The term “natural” is often misleading on labeling and advertising for beauty products. In fact, the meaning of “natural” is currently under review by the U.S. Food and Drug Administration (FDA), because companies have taken liberties with using the term on products that don’t adhere to most people’s assumed definition. “Ecocert and USDA—an agricultural certification for the organic ingredients in the formulation—are well respected, but you can have a product line that is even cleaner than Ecocert that is not certified,” says Grodjesk. “It is important to look for products that contain high percentages of certified organic ingredients or wildcrafted botanicals, and to look for formulations with minimal chemical-laden additives and preservatives. Green Spa Network provides an ingredient guide with basic criteria that is helpful for purchasing personal care products, both for professionals and consumers. Avoiding synthetic fragrance, artificial colors, and petroleum-derived ingredients are good starting points when evaluating products.” Grodjesk notes that certification isn’t the entire answer, because some lines have products that don’t fit under the umbrella definition of organic, therefore missing the cut by a few percentage points. Additionally, certification might be too expensive for smaller companies, even if their products meet the requisite standards. As she puts it, “There are many shades of green.”
Green spas also emphasize the importance of local sourcing whenever possible. “We use local sources for the herbs and oils used in almost all of our body treatments,” says Middaugh. “We also select all of our professional products and 90 percent of our boutique retail based on their sustainability practices, such as Éminence Organic Skin Care.” Devil’s Thumb Ranch Resort & Spa went so far as to create its own organic products, which are produced in bulk and refilled in guest rooms. “I worked with Tara Spa Therapy to create a private-label spa line that is organic and clean,” says Baxter. “I also worked with them to implement an in-room amenity program. We were able to stop disposing of more than 20,000 small amenity bottles annually.”

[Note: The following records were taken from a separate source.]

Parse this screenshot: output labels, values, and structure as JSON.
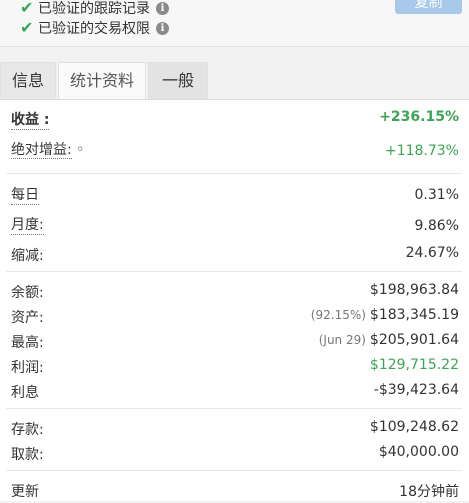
{
  "verification": {
    "line1": "已验证的跟踪记录",
    "line2": "已验证的交易权限",
    "copy_button": "复制"
  },
  "tabs": [
    "信息",
    "统计资料",
    "一般"
  ],
  "stats": {
    "gain": {
      "label": "收益 :",
      "value": "+236.15%"
    },
    "abs_gain": {
      "label": "绝对增益:",
      "marker": "◦",
      "value": "+118.73%"
    },
    "daily": {
      "label": "每日",
      "value": "0.31%"
    },
    "monthly": {
      "label": "月度:",
      "value": "9.86%"
    },
    "drawdown": {
      "label": "缩减:",
      "value": "24.67%"
    },
    "balance": {
      "label": "余额:",
      "value": "$198,963.84"
    },
    "equity": {
      "label": "资产:",
      "note": "(92.15%)",
      "value": "$183,345.19"
    },
    "highest": {
      "label": "最高:",
      "note": "(Jun 29)",
      "value": "$205,901.64"
    },
    "profit": {
      "label": "利润:",
      "value": "$129,715.22"
    },
    "interest": {
      "label": "利息",
      "value": "-$39,423.64"
    },
    "deposits": {
      "label": "存款:",
      "value": "$109,248.62"
    },
    "withdrawals": {
      "label": "取款:",
      "value": "$40,000.00"
    },
    "updated": {
      "label": "更新",
      "value": "18分钟前"
    }
  },
  "colors": {
    "green": "#3aa655",
    "button": "#a9c9ea"
  }
}
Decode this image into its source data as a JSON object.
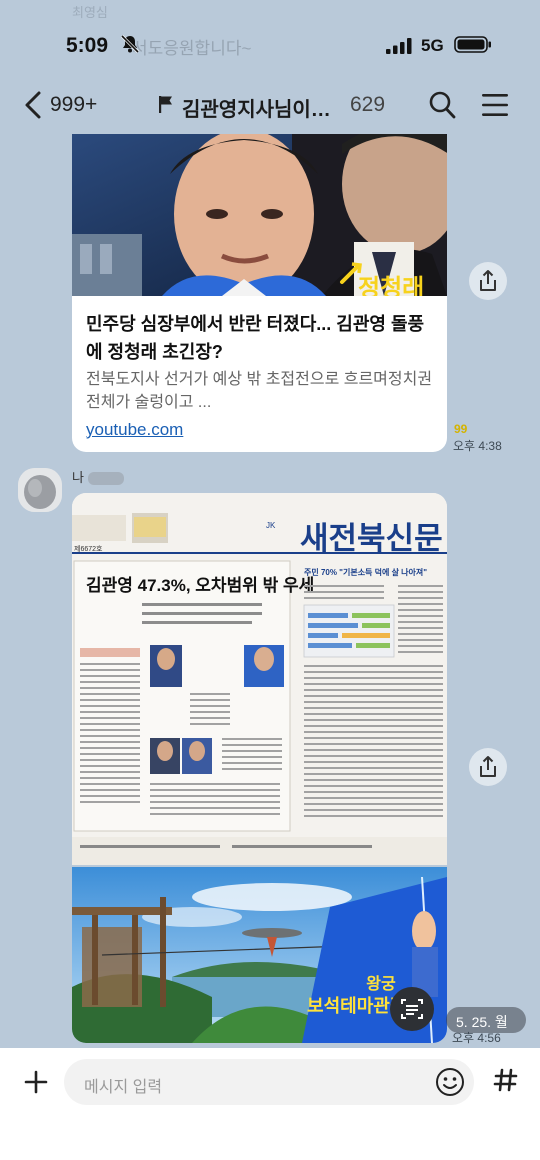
{
  "status_bar": {
    "time": "5:09",
    "network": "5G",
    "ghost_preview": "서도응원합니다~",
    "ghost_top": "최영심"
  },
  "header": {
    "back_count": "999+",
    "title": "김관영지사님이…",
    "member_count": "629"
  },
  "link_card": {
    "title": "민주당 심장부에서 반란 터졌다... 김관영 돌풍에 정청래 초긴장?",
    "description": "전북도지사 선거가 예상 밖 초접전으로 흐르며정치권 전체가 술렁이고 ...",
    "domain": "youtube.com",
    "thumb_caption": "정청래"
  },
  "message1": {
    "unread": "99",
    "time": "오후 4:38"
  },
  "message2": {
    "sender": "나",
    "date_badge": "5. 25. 월",
    "time": "오후 4:56"
  },
  "newspaper": {
    "masthead": "새전북신문",
    "headline": "김관영 47.3%, 오차범위 밖 우세",
    "side_headline": "주민 70% \"기본소득 덕에 살 나아져\"",
    "issue": "제6672호"
  },
  "ad": {
    "title1": "왕궁",
    "title2": "보석테마관광지"
  },
  "composer": {
    "placeholder": "메시지 입력"
  },
  "colors": {
    "chat_bg": "#b9c9d9",
    "link": "#1a5fb4",
    "unread": "#d4b300",
    "masthead_blue": "#1a3f8a",
    "ad_yellow": "#ffe23a"
  }
}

Blu Spas encourages the selection of products and lines with green credentials—but it isn’t only what’s inside that counts. “We encourage consideration of the lines’ attention to sustainability practices beyond the ingredient deck, including its manufacturing process, packaging, and shipping implications,” says Chambers. “One of my pet peeves is the disappointing number of spas that continue cavalierly to use plastic water bottles and other needless uses of plastics in their operation. A concrete step spas can take is to pledge to aggressively reduce their use of plastics and to urge their vendors to reduce the use of plastics in packaging.” So while it’s important to scrutinize ingredients, it’s just as crucial to look beyond the label. Responsible decisions made today help future generations and contribute to the overall wellness of the planet.
President Obama signed and approved the Microbead-Free Waters Act of 2015, which bans the production of any new beauty products containing microbeads, in an effort to help protect our waters and sea life. While all products containing microbeads will be off shelves by 2018, spas can go green now by substituting microbead-free cleansers and exfoliants that are just as effective—without the plastic.